This site is undergoing constant refinement.
Email your feedback to email@example.com, this will help us to improve it.
Archivists, Curators and Records Managers develop, maintain, implement and deliver systems for keeping, updating, accessing and preserving records, files, information, historical documents and artefacts.
Analyses and documents records, and plans and organises systems and procedures for the safekeeping of records and historically valuable documents.
Specialisations: Film Archivist, Legal Archivist, Manuscripts Archivist, Parliamentary Archivist
Plans and organises a gallery or museum collection by drafting collection policies and arranging acquisitions of pieces.
Plans, develops, implements and manages health information services, such as patient information systems, and clinical and administrative data, to meet the medical, legal, ethical and administrative requirements of health care delivery.
Specialisations: Clinical Trial Data Manager, Health Data Administrator
Designs, implements and administers record systems and related information services, to support efficient access, movement, updating, storage, retention and disposal of files and other organisational records.
Specialisations: Freedom of Information Officer
Earnings are for full-time workers before tax, excluding superannuation. Earnings are a guide only and can vary greatly.
Likely change in the number of jobs over the next 5 years, based on the Department of Employment projections.
Skill Level is the education or training usually needed to do well in this job. Relevant experience is sometimes viewed just as highly.
Employment Size is the number of people who work in this job in Australia.
An above average unemployment rate shows people who do this job are more likely to be out of work than people who do other jobs.
Full-time workers usually work 35 hours or more a week (in all their jobs combined).

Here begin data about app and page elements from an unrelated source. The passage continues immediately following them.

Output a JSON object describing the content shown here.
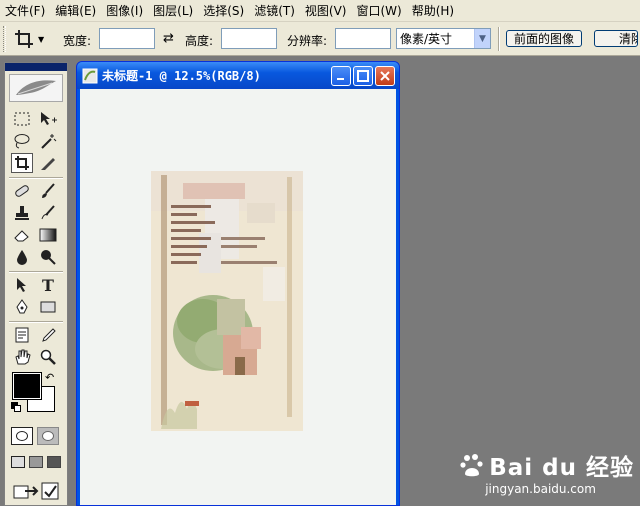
{
  "menu": [
    "文件(F)",
    "编辑(E)",
    "图像(I)",
    "图层(L)",
    "选择(S)",
    "滤镜(T)",
    "视图(V)",
    "窗口(W)",
    "帮助(H)"
  ],
  "options_bar": {
    "width_label": "宽度:",
    "width_value": "",
    "height_label": "高度:",
    "height_value": "",
    "resolution_label": "分辨率:",
    "resolution_value": "",
    "unit_select": "像素/英寸",
    "front_image_button": "前面的图像",
    "clear_button": "清除"
  },
  "document": {
    "title": "未标题-1 @ 12.5%(RGB/8)"
  },
  "watermark": {
    "brand": "Bai du 经验",
    "url": "jingyan.baidu.com"
  },
  "colors": {
    "title_blue": "#0054e3",
    "workspace": "#7a7a7a",
    "chrome": "#ece9d8"
  }
}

This is a very small occupation employing 6200 workers. Over the past 5 years the number of jobs has fallen.Very strong growth is expected in the future. New jobs and turnover from workers leaving may create between 5,001 and 10,000 job openings over the 5 years to 2020.
No data is available for the selected graph for this Occupation.
A Bachelor Degree or higher, or at least 5 years of relevant experience is usually needed to work in this job. The majority of workers have a university degree.
If you are interested in this style of work, there are a wide range of training options available that could lead to this or a similar job. The pathway that is right for you will depend on your skills and interests.
It is a good idea to speak to industry bodies, employers, and workers to learn more about the skills and qualifications you will need.
Employers look for Archivists, Curators and Records Managers who have strong attention to detail, can communicate clearly with a wide variety of people and who can work well in a team.
The topics, subjects, or knowledge areas workers rate as most important are shown below.
English language including the meaning and spelling of words, rules of composition, and grammar.
Events of the past, their causes, how we learn about them, and how they influence the way we live today.
Customer and personal services. This includes understanding customer needs, providing good quality service, and measuring customer satisfaction.
Circuit boards, processors, chips, electronic equipment, and computer hardware and software, including applications and programming.
Planning and coordination of people and resources.
Administrative Services Managers Opens in a new windowO*NET is a trademark of the U.S. Department of Labor, Employment and Training Administration. The information on this site is derived from the US Department of Labor O*NET Database Version 21.2
Learn about the daily activities, and physical and social demands faced by workers. Explore the values and work styles that workers rate as most important.
The work activities workers rate as most important are shown below.
Entering, transcribing, recording, storing, or maintaining information in written or electronic/magnetic form.
Looking for, getting and understanding different kinds of information.
Using computers and computer systems (including hardware and software) to program, write software, set up functions, enter data, or process information.
Communicating with customers, the public, government, and others in person, in writing, or by telephone or e-mail.
Giving information to supervisors, co-workers, and staff by telephone, in written form, e-mail, or in person.